WHAT YOU NEED TO DO: Identical copies of all the records below are needed.

[Data about app and page elements]
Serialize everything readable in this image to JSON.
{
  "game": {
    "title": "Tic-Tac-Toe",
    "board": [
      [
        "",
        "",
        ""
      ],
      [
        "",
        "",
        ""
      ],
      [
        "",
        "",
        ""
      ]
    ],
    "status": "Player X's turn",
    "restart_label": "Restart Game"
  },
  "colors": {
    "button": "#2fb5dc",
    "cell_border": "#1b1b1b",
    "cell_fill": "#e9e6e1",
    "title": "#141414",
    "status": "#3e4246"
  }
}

SOLUTION FOR THIS EXERCISE:
Serialize everything readable in this image to JSON.
{
  "game": {
    "title": "Tic-Tac-Toe",
    "board": [
      [
        "",
        "",
        ""
      ],
      [
        "",
        "",
        ""
      ],
      [
        "",
        "",
        ""
      ]
    ],
    "status": "Player X's turn",
    "restart_label": "Restart Game"
  },
  "colors": {
    "button": "#2fb5dc",
    "cell_border": "#1b1b1b",
    "cell_fill": "#e9e6e1",
    "title": "#141414",
    "status": "#3e4246"
  }
}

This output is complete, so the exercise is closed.